Web page and app entries
____
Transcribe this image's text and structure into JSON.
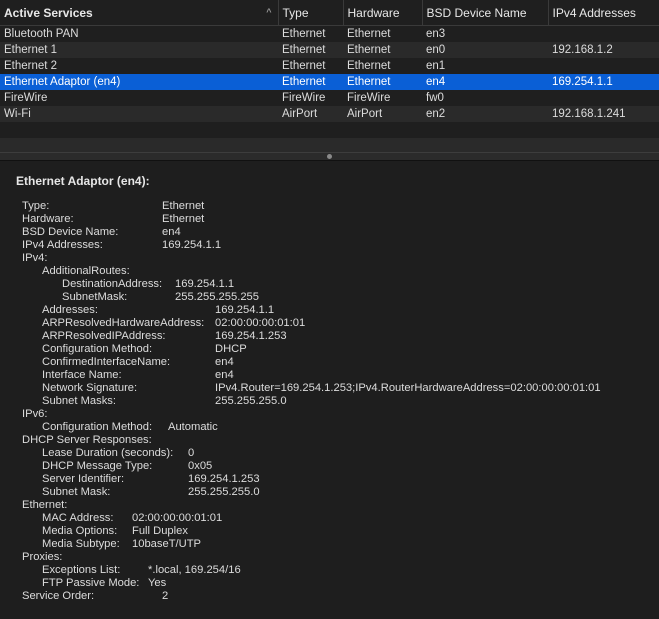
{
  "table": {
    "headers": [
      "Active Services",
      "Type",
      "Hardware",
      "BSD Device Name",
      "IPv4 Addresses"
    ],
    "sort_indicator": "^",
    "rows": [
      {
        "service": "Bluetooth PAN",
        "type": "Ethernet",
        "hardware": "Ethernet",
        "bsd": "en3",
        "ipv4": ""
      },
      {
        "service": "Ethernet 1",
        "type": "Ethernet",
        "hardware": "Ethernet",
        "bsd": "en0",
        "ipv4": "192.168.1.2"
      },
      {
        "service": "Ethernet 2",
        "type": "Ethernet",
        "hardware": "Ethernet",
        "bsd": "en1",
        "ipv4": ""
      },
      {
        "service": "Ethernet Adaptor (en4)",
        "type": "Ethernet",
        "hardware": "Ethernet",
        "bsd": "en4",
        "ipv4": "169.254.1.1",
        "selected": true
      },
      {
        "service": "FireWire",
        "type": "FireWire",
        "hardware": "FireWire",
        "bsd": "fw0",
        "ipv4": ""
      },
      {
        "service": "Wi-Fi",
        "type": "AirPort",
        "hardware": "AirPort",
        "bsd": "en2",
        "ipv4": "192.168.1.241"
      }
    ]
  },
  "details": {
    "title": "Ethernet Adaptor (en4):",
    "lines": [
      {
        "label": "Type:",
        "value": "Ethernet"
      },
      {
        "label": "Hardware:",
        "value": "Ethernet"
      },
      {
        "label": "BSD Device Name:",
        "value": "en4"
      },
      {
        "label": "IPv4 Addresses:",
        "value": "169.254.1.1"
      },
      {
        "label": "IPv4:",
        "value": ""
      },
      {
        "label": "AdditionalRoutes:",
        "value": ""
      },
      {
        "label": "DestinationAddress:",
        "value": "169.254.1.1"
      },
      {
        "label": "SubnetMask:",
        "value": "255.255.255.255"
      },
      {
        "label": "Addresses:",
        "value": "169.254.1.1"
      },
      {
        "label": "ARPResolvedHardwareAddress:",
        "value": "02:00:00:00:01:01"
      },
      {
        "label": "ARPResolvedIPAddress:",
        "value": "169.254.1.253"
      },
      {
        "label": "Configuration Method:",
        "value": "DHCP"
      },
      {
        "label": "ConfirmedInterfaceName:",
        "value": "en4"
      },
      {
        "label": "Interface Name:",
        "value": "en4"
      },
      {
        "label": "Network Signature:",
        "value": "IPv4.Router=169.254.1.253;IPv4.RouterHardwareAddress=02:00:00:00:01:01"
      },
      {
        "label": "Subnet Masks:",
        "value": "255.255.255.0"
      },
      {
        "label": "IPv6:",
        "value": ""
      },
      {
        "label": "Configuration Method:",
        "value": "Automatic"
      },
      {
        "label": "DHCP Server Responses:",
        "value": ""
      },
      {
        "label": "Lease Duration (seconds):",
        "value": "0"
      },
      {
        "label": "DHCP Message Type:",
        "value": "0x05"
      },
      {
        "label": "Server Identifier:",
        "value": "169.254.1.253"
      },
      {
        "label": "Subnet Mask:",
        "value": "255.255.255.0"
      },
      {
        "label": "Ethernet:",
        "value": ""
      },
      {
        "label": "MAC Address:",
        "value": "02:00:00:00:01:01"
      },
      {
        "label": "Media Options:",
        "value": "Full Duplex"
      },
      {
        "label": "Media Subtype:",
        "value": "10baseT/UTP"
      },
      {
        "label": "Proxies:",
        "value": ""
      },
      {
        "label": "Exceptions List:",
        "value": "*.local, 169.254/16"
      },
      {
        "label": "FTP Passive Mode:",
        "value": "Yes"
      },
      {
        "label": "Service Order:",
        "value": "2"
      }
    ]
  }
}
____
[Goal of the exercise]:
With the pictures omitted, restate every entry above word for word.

[Response to the task]:
Transcribe this image's text and structure into JSON.
{
  "table": {
    "headers": [
      "Active Services",
      "Type",
      "Hardware",
      "BSD Device Name",
      "IPv4 Addresses"
    ],
    "sort_indicator": "^",
    "rows": [
      {
        "service": "Bluetooth PAN",
        "type": "Ethernet",
        "hardware": "Ethernet",
        "bsd": "en3",
        "ipv4": ""
      },
      {
        "service": "Ethernet 1",
        "type": "Ethernet",
        "hardware": "Ethernet",
        "bsd": "en0",
        "ipv4": "192.168.1.2"
      },
      {
        "service": "Ethernet 2",
        "type": "Ethernet",
        "hardware": "Ethernet",
        "bsd": "en1",
        "ipv4": ""
      },
      {
        "service": "Ethernet Adaptor (en4)",
        "type": "Ethernet",
        "hardware": "Ethernet",
        "bsd": "en4",
        "ipv4": "169.254.1.1",
        "selected": true
      },
      {
        "service": "FireWire",
        "type": "FireWire",
        "hardware": "FireWire",
        "bsd": "fw0",
        "ipv4": ""
      },
      {
        "service": "Wi-Fi",
        "type": "AirPort",
        "hardware": "AirPort",
        "bsd": "en2",
        "ipv4": "192.168.1.241"
      }
    ]
  },
  "details": {
    "title": "Ethernet Adaptor (en4):",
    "lines": [
      {
        "label": "Type:",
        "value": "Ethernet"
      },
      {
        "label": "Hardware:",
        "value": "Ethernet"
      },
      {
        "label": "BSD Device Name:",
        "value": "en4"
      },
      {
        "label": "IPv4 Addresses:",
        "value": "169.254.1.1"
      },
      {
        "label": "IPv4:",
        "value": ""
      },
      {
        "label": "AdditionalRoutes:",
        "value": ""
      },
      {
        "label": "DestinationAddress:",
        "value": "169.254.1.1"
      },
      {
        "label": "SubnetMask:",
        "value": "255.255.255.255"
      },
      {
        "label": "Addresses:",
        "value": "169.254.1.1"
      },
      {
        "label": "ARPResolvedHardwareAddress:",
        "value": "02:00:00:00:01:01"
      },
      {
        "label": "ARPResolvedIPAddress:",
        "value": "169.254.1.253"
      },
      {
        "label": "Configuration Method:",
        "value": "DHCP"
      },
      {
        "label": "ConfirmedInterfaceName:",
        "value": "en4"
      },
      {
        "label": "Interface Name:",
        "value": "en4"
      },
      {
        "label": "Network Signature:",
        "value": "IPv4.Router=169.254.1.253;IPv4.RouterHardwareAddress=02:00:00:00:01:01"
      },
      {
        "label": "Subnet Masks:",
        "value": "255.255.255.0"
      },
      {
        "label": "IPv6:",
        "value": ""
      },
      {
        "label": "Configuration Method:",
        "value": "Automatic"
      },
      {
        "label": "DHCP Server Responses:",
        "value": ""
      },
      {
        "label": "Lease Duration (seconds):",
        "value": "0"
      },
      {
        "label": "DHCP Message Type:",
        "value": "0x05"
      },
      {
        "label": "Server Identifier:",
        "value": "169.254.1.253"
      },
      {
        "label": "Subnet Mask:",
        "value": "255.255.255.0"
      },
      {
        "label": "Ethernet:",
        "value": ""
      },
      {
        "label": "MAC Address:",
        "value": "02:00:00:00:01:01"
      },
      {
        "label": "Media Options:",
        "value": "Full Duplex"
      },
      {
        "label": "Media Subtype:",
        "value": "10baseT/UTP"
      },
      {
        "label": "Proxies:",
        "value": ""
      },
      {
        "label": "Exceptions List:",
        "value": "*.local, 169.254/16"
      },
      {
        "label": "FTP Passive Mode:",
        "value": "Yes"
      },
      {
        "label": "Service Order:",
        "value": "2"
      }
    ]
  }
}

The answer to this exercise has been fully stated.